“It is a critical first step to move nanotube transistors from research labs into manufacturing plants,” says Qing Cao, a materials scientist at the University of Illinois at Urbana-Champaign who was not involved in the work.
Silicon transistors have enabled today’s digital world, but they are now reaching their limits in terms of how small chipmakers can fabricate them. Some researchers believe carbon nanotubes could take electronics onward past silicon. “They have the magical combination of being tiny but also excellent conductors,” says Max Shulaker, an electrical engineer and computer scientist at the Massachusetts Institute of Technology and a member of the team that built the new device. Plus, nanotube inks could be used to print multilayer devices for dense 3-D circuits that move data quickly. As a result, carbon nanotube computers could be significantly faster and more energy-efficient than silicon ones.
In the past two decades, carbon nanotube electronics have progressed from a single transistor to a simple 178-transistor computer reported by a Stanford University team in 2013; Shulaker, then a graduate student, was on that team. Yet a microprocessor that can execute the complex computations necessary to run modern programs requires tens of thousands of transistors in two flavors: n-type and p-type, which conduct electrons and positively charged species called holes, respectively. These two types connected together form an inverter, the building block of computer circuits. But carbon nanotubes are hard to work with, and have inherent defects and variable electronic properties that have prevented researchers from building large circuits.
Shulaker and his colleagues, working with engineers at chipmaker Analog Devices, developed ways to overcome these major issues and make nanotube transistors on an industrial silicon wafer. They hit one challenge at the very first step of making transistors, which involves coating the wafer with nanotubes. A single layer of nanotubes is ideal, but the tubes often bunched together, leading to defective devices. To remove the clumps but keep single nanotubes, the researchers coated the nanotube layer with a material that helps single nanotubes bind to the surface. Placing the wafer in a solvent and vibrating it with sound waves removed the bundles.

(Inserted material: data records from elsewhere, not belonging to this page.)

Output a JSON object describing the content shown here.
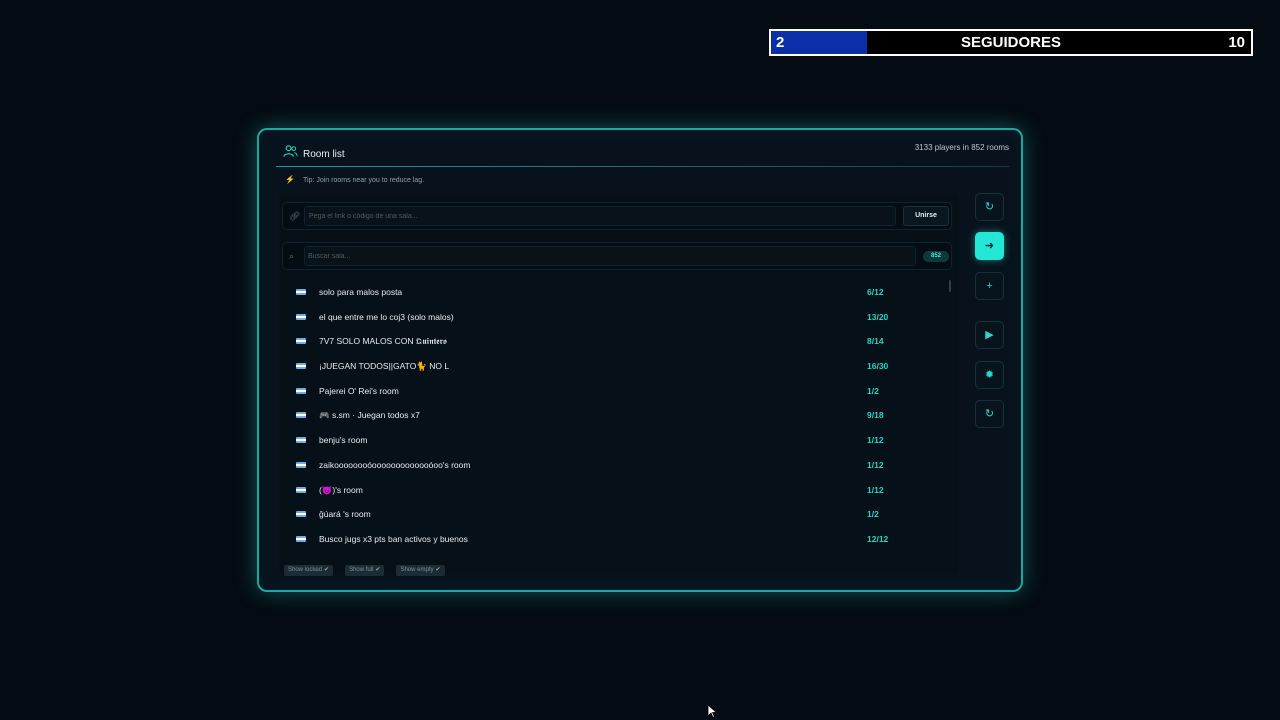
{
  "followers": {
    "current": "2",
    "label": "SEGUIDORES",
    "goal": "10",
    "progress": 0.2,
    "fill_color": "#0b2fa8"
  },
  "panel": {
    "title": "Room list",
    "players_summary": "3133 players in 852 rooms",
    "tip": "Tip: Join rooms near you to reduce lag.",
    "accent_color": "#1ba7a3"
  },
  "join": {
    "placeholder": "Pegá el link o código de una sala...",
    "button_label": "Unirse"
  },
  "search": {
    "placeholder": "Buscar sala...",
    "count_badge": "852"
  },
  "rooms": [
    {
      "name": "solo para malos posta",
      "players": "6/12"
    },
    {
      "name": "el que entre me lo coj3 (solo malos)",
      "players": "13/20"
    },
    {
      "name": "7V7 SOLO MALOS CON 𝕼𝖚𝖎𝖓𝖙𝖊𝖗𝖔",
      "players": "8/14"
    },
    {
      "name": "¡JUEGAN TODOS||GATO🐈 NO L",
      "players": "16/30"
    },
    {
      "name": "Pajerei O' Rei's room",
      "players": "1/2"
    },
    {
      "name": "🎮 s.sm · Juegan todos x7",
      "players": "9/18"
    },
    {
      "name": "benju's room",
      "players": "1/12"
    },
    {
      "name": "zaikoooooooóooooooooooooóoo's room",
      "players": "1/12"
    },
    {
      "name": "(😈)'s room",
      "players": "1/12"
    },
    {
      "name": "ğúará 's room",
      "players": "1/2"
    },
    {
      "name": "Busco jugs x3 pts ban activos y buenos",
      "players": "12/12"
    }
  ],
  "filters": [
    {
      "label": "Show locked",
      "checked": true
    },
    {
      "label": "Show full",
      "checked": true
    },
    {
      "label": "Show empty",
      "checked": true
    }
  ],
  "side_buttons": [
    {
      "name": "refresh-button",
      "icon": "refresh-icon",
      "glyph": "↻"
    },
    {
      "name": "join-room-button",
      "icon": "login-icon",
      "glyph": "➜"
    },
    {
      "name": "create-room-button",
      "icon": "plus-icon",
      "glyph": "+"
    },
    {
      "name": "play-button",
      "icon": "play-icon",
      "glyph": "▶"
    },
    {
      "name": "settings-button",
      "icon": "gear-icon",
      "glyph": "✹"
    },
    {
      "name": "reload-button",
      "icon": "refresh-icon",
      "glyph": "↻"
    }
  ]
}
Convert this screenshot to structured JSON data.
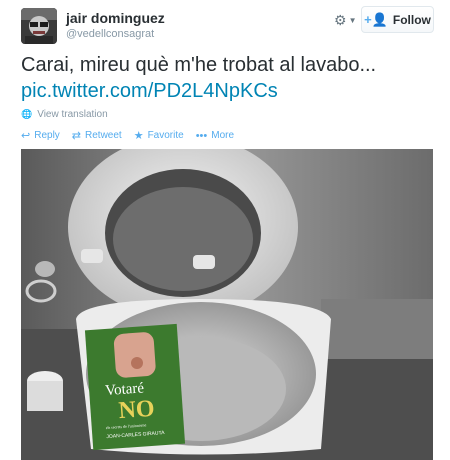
{
  "user": {
    "name": "jair dominguez",
    "handle": "@vedellconsagrat",
    "avatar_icon": "user-avatar"
  },
  "header": {
    "gear_icon": "gear-icon",
    "follow_label": "Follow"
  },
  "tweet": {
    "text": "Carai, mireu què m'he trobat al lavabo...",
    "link": "pic.twitter.com/PD2L4NpKCs",
    "translate_label": "View translation"
  },
  "actions": [
    {
      "label": "Reply",
      "icon": "reply-icon"
    },
    {
      "label": "Retweet",
      "icon": "retweet-icon"
    },
    {
      "label": "Favorite",
      "icon": "star-icon"
    },
    {
      "label": "More",
      "icon": "more-icon"
    }
  ],
  "photo": {
    "book": {
      "title_line1": "Votaré",
      "title_line2": "NO",
      "subtitle": "els secrets de l'unionisme",
      "author": "JOAN-CARLES GIRAUTA"
    }
  },
  "colors": {
    "link": "#0084b4",
    "action": "#55acee",
    "muted": "#8899a6",
    "book_green": "#3c7a2e"
  }
}
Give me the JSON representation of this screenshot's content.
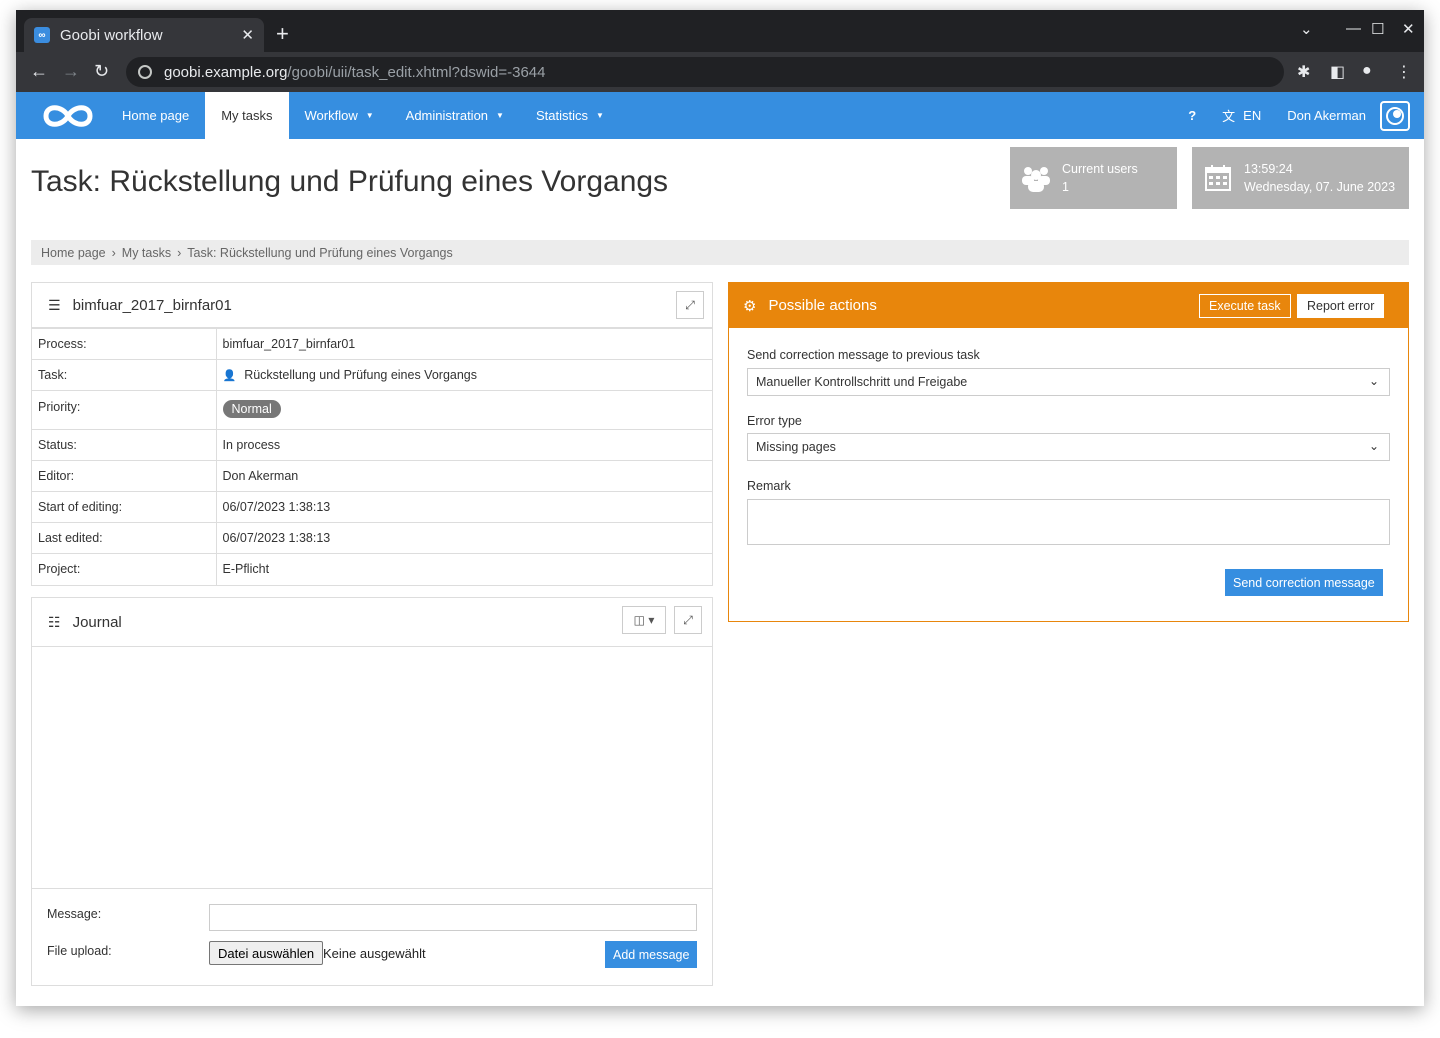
{
  "browser": {
    "tab_title": "Goobi workflow",
    "favicon_text": "∞",
    "url_host": "goobi.example.org",
    "url_path": "/goobi/uii/task_edit.xhtml?dswid=-3644"
  },
  "navbar": {
    "items": [
      {
        "label": "Home page"
      },
      {
        "label": "My tasks"
      },
      {
        "label": "Workflow"
      },
      {
        "label": "Administration"
      },
      {
        "label": "Statistics"
      }
    ],
    "help": "?",
    "language": "EN",
    "user": "Don Akerman",
    "accent": "#368ee0"
  },
  "page": {
    "title": "Task: Rückstellung und Prüfung eines Vorgangs",
    "current_users_label": "Current users",
    "current_users_count": "1",
    "time": "13:59:24",
    "date": "Wednesday, 07. June 2023"
  },
  "breadcrumb": [
    "Home page",
    "My tasks",
    "Task: Rückstellung und Prüfung eines Vorgangs"
  ],
  "details": {
    "title": "bimfuar_2017_birnfar01",
    "rows": [
      {
        "label": "Process:",
        "value": "bimfuar_2017_birnfar01"
      },
      {
        "label": "Task:",
        "value": "Rückstellung und Prüfung eines Vorgangs"
      },
      {
        "label": "Priority:",
        "value": "Normal"
      },
      {
        "label": "Status:",
        "value": "In process"
      },
      {
        "label": "Editor:",
        "value": "Don Akerman"
      },
      {
        "label": "Start of editing:",
        "value": "06/07/2023 1:38:13"
      },
      {
        "label": "Last edited:",
        "value": "06/07/2023 1:38:13"
      },
      {
        "label": "Project:",
        "value": "E-Pflicht"
      }
    ]
  },
  "journal": {
    "title": "Journal",
    "message_label": "Message:",
    "file_label": "File upload:",
    "file_button": "Datei auswählen",
    "file_none": "Keine ausgewählt",
    "add_button": "Add message"
  },
  "actions": {
    "title": "Possible actions",
    "execute": "Execute task",
    "report": "Report error",
    "correction_label": "Send correction message to previous task",
    "correction_value": "Manueller Kontrollschritt und Freigabe",
    "error_label": "Error type",
    "error_value": "Missing pages",
    "remark_label": "Remark",
    "send_button": "Send correction message",
    "header_color": "#e8860c"
  }
}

The second challenge was making p-type and n-type nanotube transistors. In silicon, engineers do this by doping with a material that replaces some silicon atoms, in the process adding or depleting electrons to make n-type and p-type devices, respectively. But swapping out carbon atoms can destroy a nanotube’s electronic properties, Shulaker says.
The team found an effective workaround. They coated the tubes with metal oxides that can donate or steal electrons, and used specific metal wires that can easily move those electrons. Silicon oxide and platinum gave p-type transistors while hafnium oxide and titanium gave n-type devices. “This allowed us to make very robust, repeatable, and reliable transistors,” Shulaker says.
The chip they made can run a simple program that generates the message “Hello, World” on a computer screen.
One key advantage of the process, Shulaker says, is that it uses low temperatures. Such conditions would make it easy to create carbon nanotube circuitry on top of a previous layer without damaging it.
“At this point the question of whether you can build chips with carbon nanotubes has been answered,” Shulaker says. “We know it can be done.” Now researchers need to improve performance. “The goal would be in another couple years to show not just working systems but outperform what a regular silicon chip can do.”
For larger, more complex circuits, researchers still need to find a better solution to purifying carbon nanotubes and precisely placing them on wafers, says Aaron Franklin, an electrical and computer engineer at Duke University. Every batch of nanotubes contains some metallic ones through which current cannot be switched off. Transistors need materials that can turn their conductivity on and off. Right now, Shulaker and his colleagues circumvent this issue with clever circuit design, by connecting transistors together in a way that overcomes the signal noise from these metallic impurities. “Much work remains at the material and device level,” Franklin says. Nevertheless, he says, this is an “important and impressive milestone towards carbon nanotube transistor technology.”